::: Entries supplied :::

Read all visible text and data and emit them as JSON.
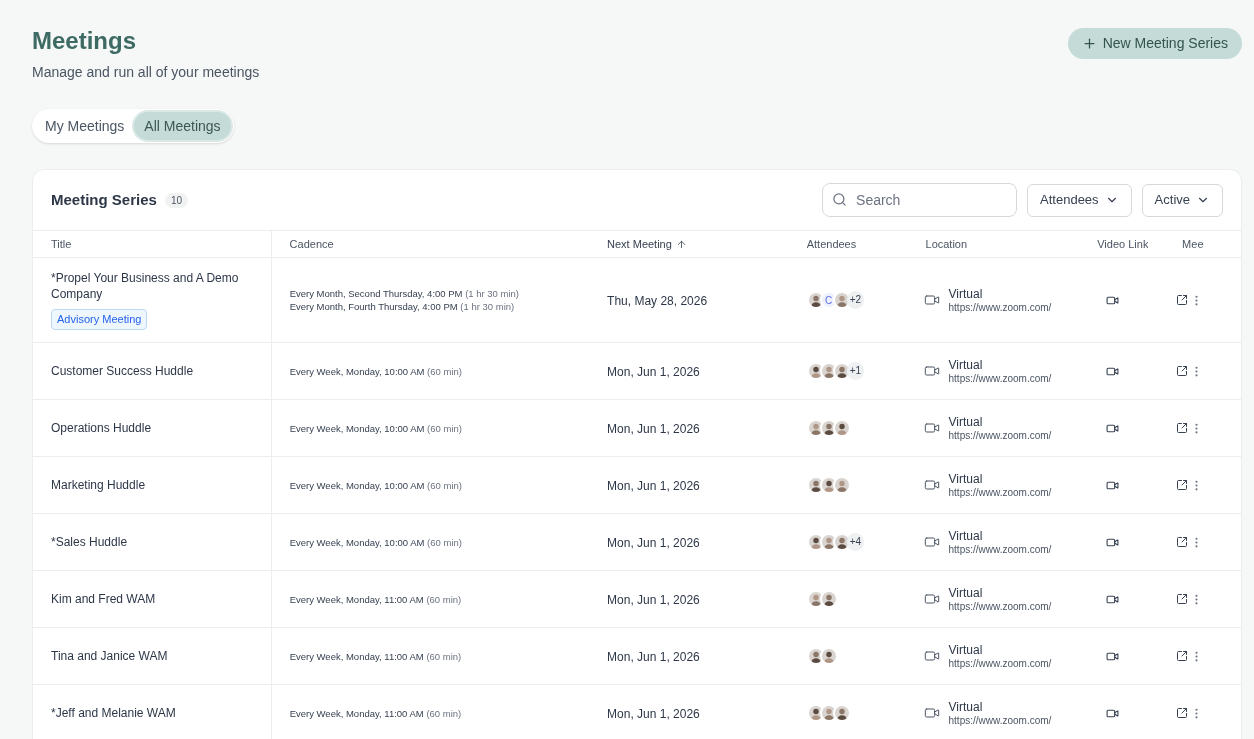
{
  "header": {
    "title": "Meetings",
    "subtitle": "Manage and run all of your meetings",
    "new_button": "New Meeting Series"
  },
  "tabs": [
    {
      "label": "My Meetings",
      "selected": false
    },
    {
      "label": "All Meetings",
      "selected": true
    }
  ],
  "panel": {
    "title": "Meeting Series",
    "count": "10",
    "search": {
      "placeholder": "Search"
    },
    "filters": [
      "Attendees",
      "Active"
    ]
  },
  "table": {
    "columns": [
      {
        "label": "Title",
        "sorted": false
      },
      {
        "label": "Cadence",
        "sorted": false
      },
      {
        "label": "Next Meeting",
        "sorted": true
      },
      {
        "label": "Attendees",
        "sorted": false
      },
      {
        "label": "Location",
        "sorted": false
      },
      {
        "label": "Video Link",
        "sorted": false
      },
      {
        "label": "Mee",
        "sorted": false
      }
    ],
    "rows": [
      {
        "title": "*Propel Your Business and A Demo Company",
        "tag": "Advisory Meeting",
        "cadence": [
          {
            "text": "Every Month, Second Thursday, 4:00 PM",
            "duration": "(1 hr 30 min)"
          },
          {
            "text": "Every Month, Fourth Thursday, 4:00 PM",
            "duration": "(1 hr 30 min)"
          }
        ],
        "next": "Thu, May 28, 2026",
        "attendees": [
          {
            "kind": "photo"
          },
          {
            "kind": "initial",
            "text": "C"
          },
          {
            "kind": "photo"
          }
        ],
        "more": "+2",
        "location": "Virtual",
        "url": "https://www.zoom.com/"
      },
      {
        "title": "Customer Success Huddle",
        "cadence": [
          {
            "text": "Every Week, Monday, 10:00 AM",
            "duration": "(60 min)"
          }
        ],
        "next": "Mon, Jun 1, 2026",
        "attendees": [
          {
            "kind": "photo"
          },
          {
            "kind": "photo"
          },
          {
            "kind": "photo"
          }
        ],
        "more": "+1",
        "location": "Virtual",
        "url": "https://www.zoom.com/"
      },
      {
        "title": "Operations Huddle",
        "cadence": [
          {
            "text": "Every Week, Monday, 10:00 AM",
            "duration": "(60 min)"
          }
        ],
        "next": "Mon, Jun 1, 2026",
        "attendees": [
          {
            "kind": "photo"
          },
          {
            "kind": "photo"
          },
          {
            "kind": "photo"
          }
        ],
        "location": "Virtual",
        "url": "https://www.zoom.com/"
      },
      {
        "title": "Marketing Huddle",
        "cadence": [
          {
            "text": "Every Week, Monday, 10:00 AM",
            "duration": "(60 min)"
          }
        ],
        "next": "Mon, Jun 1, 2026",
        "attendees": [
          {
            "kind": "photo"
          },
          {
            "kind": "photo"
          },
          {
            "kind": "photo"
          }
        ],
        "location": "Virtual",
        "url": "https://www.zoom.com/"
      },
      {
        "title": "*Sales Huddle",
        "cadence": [
          {
            "text": "Every Week, Monday, 10:00 AM",
            "duration": "(60 min)"
          }
        ],
        "next": "Mon, Jun 1, 2026",
        "attendees": [
          {
            "kind": "photo"
          },
          {
            "kind": "photo"
          },
          {
            "kind": "photo"
          }
        ],
        "more": "+4",
        "location": "Virtual",
        "url": "https://www.zoom.com/"
      },
      {
        "title": "Kim and Fred WAM",
        "cadence": [
          {
            "text": "Every Week, Monday, 11:00 AM",
            "duration": "(60 min)"
          }
        ],
        "next": "Mon, Jun 1, 2026",
        "attendees": [
          {
            "kind": "photo"
          },
          {
            "kind": "photo"
          }
        ],
        "location": "Virtual",
        "url": "https://www.zoom.com/"
      },
      {
        "title": "Tina and Janice WAM",
        "cadence": [
          {
            "text": "Every Week, Monday, 11:00 AM",
            "duration": "(60 min)"
          }
        ],
        "next": "Mon, Jun 1, 2026",
        "attendees": [
          {
            "kind": "photo"
          },
          {
            "kind": "photo"
          }
        ],
        "location": "Virtual",
        "url": "https://www.zoom.com/"
      },
      {
        "title": "*Jeff and Melanie WAM",
        "cadence": [
          {
            "text": "Every Week, Monday, 11:00 AM",
            "duration": "(60 min)"
          }
        ],
        "next": "Mon, Jun 1, 2026",
        "attendees": [
          {
            "kind": "photo"
          },
          {
            "kind": "photo"
          },
          {
            "kind": "photo"
          }
        ],
        "location": "Virtual",
        "url": "https://www.zoom.com/"
      }
    ]
  }
}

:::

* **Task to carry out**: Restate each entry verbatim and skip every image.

* **Written solution**:
Read all visible text and data and emit them as JSON.
{
  "header": {
    "title": "Meetings",
    "subtitle": "Manage and run all of your meetings",
    "new_button": "New Meeting Series"
  },
  "tabs": [
    {
      "label": "My Meetings",
      "selected": false
    },
    {
      "label": "All Meetings",
      "selected": true
    }
  ],
  "panel": {
    "title": "Meeting Series",
    "count": "10",
    "search": {
      "placeholder": "Search"
    },
    "filters": [
      "Attendees",
      "Active"
    ]
  },
  "table": {
    "columns": [
      {
        "label": "Title",
        "sorted": false
      },
      {
        "label": "Cadence",
        "sorted": false
      },
      {
        "label": "Next Meeting",
        "sorted": true
      },
      {
        "label": "Attendees",
        "sorted": false
      },
      {
        "label": "Location",
        "sorted": false
      },
      {
        "label": "Video Link",
        "sorted": false
      },
      {
        "label": "Mee",
        "sorted": false
      }
    ],
    "rows": [
      {
        "title": "*Propel Your Business and A Demo Company",
        "tag": "Advisory Meeting",
        "cadence": [
          {
            "text": "Every Month, Second Thursday, 4:00 PM",
            "duration": "(1 hr 30 min)"
          },
          {
            "text": "Every Month, Fourth Thursday, 4:00 PM",
            "duration": "(1 hr 30 min)"
          }
        ],
        "next": "Thu, May 28, 2026",
        "attendees": [
          {
            "kind": "photo"
          },
          {
            "kind": "initial",
            "text": "C"
          },
          {
            "kind": "photo"
          }
        ],
        "more": "+2",
        "location": "Virtual",
        "url": "https://www.zoom.com/"
      },
      {
        "title": "Customer Success Huddle",
        "cadence": [
          {
            "text": "Every Week, Monday, 10:00 AM",
            "duration": "(60 min)"
          }
        ],
        "next": "Mon, Jun 1, 2026",
        "attendees": [
          {
            "kind": "photo"
          },
          {
            "kind": "photo"
          },
          {
            "kind": "photo"
          }
        ],
        "more": "+1",
        "location": "Virtual",
        "url": "https://www.zoom.com/"
      },
      {
        "title": "Operations Huddle",
        "cadence": [
          {
            "text": "Every Week, Monday, 10:00 AM",
            "duration": "(60 min)"
          }
        ],
        "next": "Mon, Jun 1, 2026",
        "attendees": [
          {
            "kind": "photo"
          },
          {
            "kind": "photo"
          },
          {
            "kind": "photo"
          }
        ],
        "location": "Virtual",
        "url": "https://www.zoom.com/"
      },
      {
        "title": "Marketing Huddle",
        "cadence": [
          {
            "text": "Every Week, Monday, 10:00 AM",
            "duration": "(60 min)"
          }
        ],
        "next": "Mon, Jun 1, 2026",
        "attendees": [
          {
            "kind": "photo"
          },
          {
            "kind": "photo"
          },
          {
            "kind": "photo"
          }
        ],
        "location": "Virtual",
        "url": "https://www.zoom.com/"
      },
      {
        "title": "*Sales Huddle",
        "cadence": [
          {
            "text": "Every Week, Monday, 10:00 AM",
            "duration": "(60 min)"
          }
        ],
        "next": "Mon, Jun 1, 2026",
        "attendees": [
          {
            "kind": "photo"
          },
          {
            "kind": "photo"
          },
          {
            "kind": "photo"
          }
        ],
        "more": "+4",
        "location": "Virtual",
        "url": "https://www.zoom.com/"
      },
      {
        "title": "Kim and Fred WAM",
        "cadence": [
          {
            "text": "Every Week, Monday, 11:00 AM",
            "duration": "(60 min)"
          }
        ],
        "next": "Mon, Jun 1, 2026",
        "attendees": [
          {
            "kind": "photo"
          },
          {
            "kind": "photo"
          }
        ],
        "location": "Virtual",
        "url": "https://www.zoom.com/"
      },
      {
        "title": "Tina and Janice WAM",
        "cadence": [
          {
            "text": "Every Week, Monday, 11:00 AM",
            "duration": "(60 min)"
          }
        ],
        "next": "Mon, Jun 1, 2026",
        "attendees": [
          {
            "kind": "photo"
          },
          {
            "kind": "photo"
          }
        ],
        "location": "Virtual",
        "url": "https://www.zoom.com/"
      },
      {
        "title": "*Jeff and Melanie WAM",
        "cadence": [
          {
            "text": "Every Week, Monday, 11:00 AM",
            "duration": "(60 min)"
          }
        ],
        "next": "Mon, Jun 1, 2026",
        "attendees": [
          {
            "kind": "photo"
          },
          {
            "kind": "photo"
          },
          {
            "kind": "photo"
          }
        ],
        "location": "Virtual",
        "url": "https://www.zoom.com/"
      }
    ]
  }
}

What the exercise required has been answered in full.